“Contemporary approaches to the digital transformation of practice in university research and teaching sometimes assume a convergence between the digital and openness. This assumption has led to the idea of ‘digital open scholarship,’ which aims to open up scholarship to participants from outside academic scholarly communities. But scholarship, digitality and openness exist in tension with each other – we can see the individual features of each, but we cannot make sense of the whole picture. It resembles an ‘impossible triangle’. Particularly confounding is the tension between digital scholarship and open knowledge, where the former is focused on the creation by specialist communities of knowledge of a stable and enduring kind, whilst the latter is characterised by encyclopaedic knowledge and participation that is unbounded by affiliation or location.
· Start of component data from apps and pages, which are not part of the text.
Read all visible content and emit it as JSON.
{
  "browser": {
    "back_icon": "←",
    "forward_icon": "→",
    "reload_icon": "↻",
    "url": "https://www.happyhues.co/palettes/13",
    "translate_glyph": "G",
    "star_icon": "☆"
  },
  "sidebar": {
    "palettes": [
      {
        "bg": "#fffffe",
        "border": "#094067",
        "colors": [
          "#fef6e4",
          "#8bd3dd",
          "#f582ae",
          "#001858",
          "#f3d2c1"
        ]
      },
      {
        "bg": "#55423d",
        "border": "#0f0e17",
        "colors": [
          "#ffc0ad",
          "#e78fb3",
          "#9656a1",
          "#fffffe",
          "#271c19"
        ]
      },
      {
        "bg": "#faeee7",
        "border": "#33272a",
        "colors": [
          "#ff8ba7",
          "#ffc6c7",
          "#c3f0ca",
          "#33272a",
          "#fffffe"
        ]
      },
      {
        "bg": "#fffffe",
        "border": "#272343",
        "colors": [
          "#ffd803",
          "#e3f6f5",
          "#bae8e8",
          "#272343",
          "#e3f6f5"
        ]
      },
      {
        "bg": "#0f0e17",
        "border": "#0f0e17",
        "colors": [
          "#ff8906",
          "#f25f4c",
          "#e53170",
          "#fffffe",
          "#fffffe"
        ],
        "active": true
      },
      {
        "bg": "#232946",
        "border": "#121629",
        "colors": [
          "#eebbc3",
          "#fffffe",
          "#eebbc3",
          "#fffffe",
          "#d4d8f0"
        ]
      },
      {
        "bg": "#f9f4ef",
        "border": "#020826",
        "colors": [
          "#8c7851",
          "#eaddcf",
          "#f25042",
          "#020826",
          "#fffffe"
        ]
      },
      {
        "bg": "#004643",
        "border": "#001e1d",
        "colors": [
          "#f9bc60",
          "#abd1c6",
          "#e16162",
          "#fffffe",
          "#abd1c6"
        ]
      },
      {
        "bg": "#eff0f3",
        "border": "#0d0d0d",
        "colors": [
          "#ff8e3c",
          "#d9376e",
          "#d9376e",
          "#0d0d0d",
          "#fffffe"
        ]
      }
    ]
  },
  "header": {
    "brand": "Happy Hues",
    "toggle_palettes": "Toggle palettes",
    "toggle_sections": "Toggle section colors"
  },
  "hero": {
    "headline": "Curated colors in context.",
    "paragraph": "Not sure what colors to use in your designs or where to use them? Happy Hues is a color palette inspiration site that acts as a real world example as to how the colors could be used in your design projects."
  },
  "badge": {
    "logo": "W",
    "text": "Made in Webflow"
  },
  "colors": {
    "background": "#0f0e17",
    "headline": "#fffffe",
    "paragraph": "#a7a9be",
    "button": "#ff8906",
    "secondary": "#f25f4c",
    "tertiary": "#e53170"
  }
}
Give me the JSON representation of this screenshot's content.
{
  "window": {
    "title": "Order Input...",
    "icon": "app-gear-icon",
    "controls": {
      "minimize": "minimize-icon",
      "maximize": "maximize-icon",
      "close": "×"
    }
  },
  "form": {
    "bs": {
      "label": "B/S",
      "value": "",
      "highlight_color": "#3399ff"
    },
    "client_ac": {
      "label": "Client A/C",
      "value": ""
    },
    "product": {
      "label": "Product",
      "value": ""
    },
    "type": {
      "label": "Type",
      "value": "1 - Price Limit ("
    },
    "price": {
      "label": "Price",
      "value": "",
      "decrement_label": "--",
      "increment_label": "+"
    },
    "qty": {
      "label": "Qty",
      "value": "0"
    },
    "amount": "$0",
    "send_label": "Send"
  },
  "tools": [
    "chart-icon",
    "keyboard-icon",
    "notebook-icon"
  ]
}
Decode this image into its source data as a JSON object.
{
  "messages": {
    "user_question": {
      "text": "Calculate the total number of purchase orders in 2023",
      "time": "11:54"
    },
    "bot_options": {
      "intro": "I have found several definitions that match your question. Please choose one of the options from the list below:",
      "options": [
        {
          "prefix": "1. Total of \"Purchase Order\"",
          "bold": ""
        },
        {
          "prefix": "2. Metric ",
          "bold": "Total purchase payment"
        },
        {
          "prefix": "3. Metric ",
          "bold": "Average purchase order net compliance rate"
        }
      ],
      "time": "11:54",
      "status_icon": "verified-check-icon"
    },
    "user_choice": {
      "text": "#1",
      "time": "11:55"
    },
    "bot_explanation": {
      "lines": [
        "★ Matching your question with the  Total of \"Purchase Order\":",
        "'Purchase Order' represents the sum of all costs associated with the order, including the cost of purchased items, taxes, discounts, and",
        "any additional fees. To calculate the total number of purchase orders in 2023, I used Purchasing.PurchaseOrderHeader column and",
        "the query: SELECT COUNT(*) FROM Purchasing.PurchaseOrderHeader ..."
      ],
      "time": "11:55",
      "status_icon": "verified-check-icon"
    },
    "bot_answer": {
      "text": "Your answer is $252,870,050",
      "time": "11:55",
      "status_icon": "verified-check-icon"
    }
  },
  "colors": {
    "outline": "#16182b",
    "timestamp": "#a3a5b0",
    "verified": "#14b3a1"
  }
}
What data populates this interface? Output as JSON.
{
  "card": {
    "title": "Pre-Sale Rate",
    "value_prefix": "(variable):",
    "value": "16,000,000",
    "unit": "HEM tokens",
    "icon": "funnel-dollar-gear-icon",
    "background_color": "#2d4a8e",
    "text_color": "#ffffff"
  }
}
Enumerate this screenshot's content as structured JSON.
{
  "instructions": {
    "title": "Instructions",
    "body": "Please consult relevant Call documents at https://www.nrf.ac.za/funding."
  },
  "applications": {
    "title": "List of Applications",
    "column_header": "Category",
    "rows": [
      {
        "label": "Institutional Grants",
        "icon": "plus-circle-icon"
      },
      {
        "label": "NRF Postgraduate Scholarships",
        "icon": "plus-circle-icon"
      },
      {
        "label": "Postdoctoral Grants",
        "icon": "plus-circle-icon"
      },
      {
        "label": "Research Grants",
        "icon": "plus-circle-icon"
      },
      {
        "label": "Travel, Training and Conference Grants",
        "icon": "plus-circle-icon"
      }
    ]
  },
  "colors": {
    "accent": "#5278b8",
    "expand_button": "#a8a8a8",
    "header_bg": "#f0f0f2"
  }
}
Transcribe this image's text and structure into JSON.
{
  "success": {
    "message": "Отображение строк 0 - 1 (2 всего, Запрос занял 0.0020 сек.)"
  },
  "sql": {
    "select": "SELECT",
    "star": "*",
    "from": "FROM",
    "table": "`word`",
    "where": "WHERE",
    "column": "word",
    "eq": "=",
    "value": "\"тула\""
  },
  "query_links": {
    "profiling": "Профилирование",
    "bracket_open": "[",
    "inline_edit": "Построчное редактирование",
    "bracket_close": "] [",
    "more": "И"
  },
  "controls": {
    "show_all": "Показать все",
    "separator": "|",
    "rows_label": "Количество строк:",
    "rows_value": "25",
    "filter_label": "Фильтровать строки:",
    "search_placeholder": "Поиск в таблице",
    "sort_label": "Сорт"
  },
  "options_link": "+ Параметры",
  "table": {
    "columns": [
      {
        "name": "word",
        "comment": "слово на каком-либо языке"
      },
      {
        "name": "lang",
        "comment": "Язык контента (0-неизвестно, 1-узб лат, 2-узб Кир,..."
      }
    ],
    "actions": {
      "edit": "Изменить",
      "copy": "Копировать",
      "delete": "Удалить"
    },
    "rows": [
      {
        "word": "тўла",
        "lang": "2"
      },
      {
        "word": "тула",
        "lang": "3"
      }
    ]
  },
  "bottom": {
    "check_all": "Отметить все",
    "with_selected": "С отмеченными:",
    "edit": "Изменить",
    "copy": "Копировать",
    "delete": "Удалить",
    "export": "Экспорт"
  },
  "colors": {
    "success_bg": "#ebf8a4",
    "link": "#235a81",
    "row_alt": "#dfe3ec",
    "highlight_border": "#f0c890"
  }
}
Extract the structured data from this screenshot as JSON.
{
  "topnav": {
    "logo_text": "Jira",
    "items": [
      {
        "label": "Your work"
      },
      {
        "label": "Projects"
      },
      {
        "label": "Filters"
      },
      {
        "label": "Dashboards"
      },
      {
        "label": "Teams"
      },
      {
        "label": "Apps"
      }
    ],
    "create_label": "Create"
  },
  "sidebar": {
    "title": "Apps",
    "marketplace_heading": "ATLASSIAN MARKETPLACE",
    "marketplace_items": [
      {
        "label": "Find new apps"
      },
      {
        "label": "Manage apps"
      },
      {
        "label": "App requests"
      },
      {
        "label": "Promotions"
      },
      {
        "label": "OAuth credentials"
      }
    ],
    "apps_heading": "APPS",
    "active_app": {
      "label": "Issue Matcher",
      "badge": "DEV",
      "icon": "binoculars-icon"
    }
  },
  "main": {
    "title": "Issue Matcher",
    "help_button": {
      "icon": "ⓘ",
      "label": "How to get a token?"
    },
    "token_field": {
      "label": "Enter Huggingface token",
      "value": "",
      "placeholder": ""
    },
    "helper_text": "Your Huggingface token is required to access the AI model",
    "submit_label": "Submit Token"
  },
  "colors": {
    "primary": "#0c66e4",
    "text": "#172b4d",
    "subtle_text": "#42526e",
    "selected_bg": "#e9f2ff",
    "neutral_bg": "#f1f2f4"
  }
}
However, we need not be permanently thwarted by the apparent impossibility of this triangle. It is a stimulus to look critically at the contexts of practice in which a relationship between scholarship, digitality and openness is sought. Constructive examples of such critique can be found in the emerging research field of literacy and knowledge practice in the digital university.”
Regular readers will know I have written my thoughts and experiences about ‘what is a Learning Technologist’ for a number of years. Indeed the series of posts is into double figures now and consist of my own reflections, posts I read, research, and conversations I have with others in my ‘profession’.
In these discussions and collaborations I have also been attributed as a spark for others who have also started to question the role, and their role, in ‘learning technology’in others. This is by no small feat, but an honour in that the conversations are widening and engaging many more individuals and helping to focus and drive a deeper understanding of the roles, the individuals in the roles, and the expectations placed on the role (from ourselves, our colleagues and peers, our networks and associated organisations – like ALT or SEDA – and our employers).
One such, ongoing, conversation is with Wayne Barry (@HeyWayne) who is himself writing a series of posts on ‘Who are the Learning Technologists?’ on his blog. Now on his fifth post I thought I’d add a little to the conversation here to highlight, broaden, and engage the question(s) further.
Steve often writes individual posts or, like recently, he writes a series of post with common themes to expand or challenge a certain approach or concept of education – his 2010 series on ‘Distance Learning / Distance Education’ initiated some interesting discussions. Steve has, this time, been looking at the survival of Higher Education – please read all of Steve’s posts, you know you’ll be the better for it.
I’ve linked to Steve’s original work here, as well as my response I posted to his website – I concentrate on specific aspect of his posts/series, but please be sure to read the full posts so my comments (and the quotes) are not taken out of context: Continue reading →
VideoScribe HD (iPad): I’ve enjoyed watching videos from RSA Animate, as have others, that take an audio track (usually a presentation or speech) and animates the drawing of concepts and take-away quotes. The best of these is the speech of Sir Ken Robinson ‘Changing Education Paridigms’.
“Award winning software, Sparkol VideoScribe is a completely unique way to create engaging animated videos quickly and easily. Often called Whiteboard animation or sometimes Fast Drawing, VideoScribe replicates the stop-motion capture style of drawing that’s so popular on commercials at a fraction of the cost.”
VideoScribe HD (£3.99) https://itunes.apple.com/gb/app/videoscribe-hd/id505464331
Advertised features of the App include (and are also available on the PC/Mac 7 day free trial): Continue reading →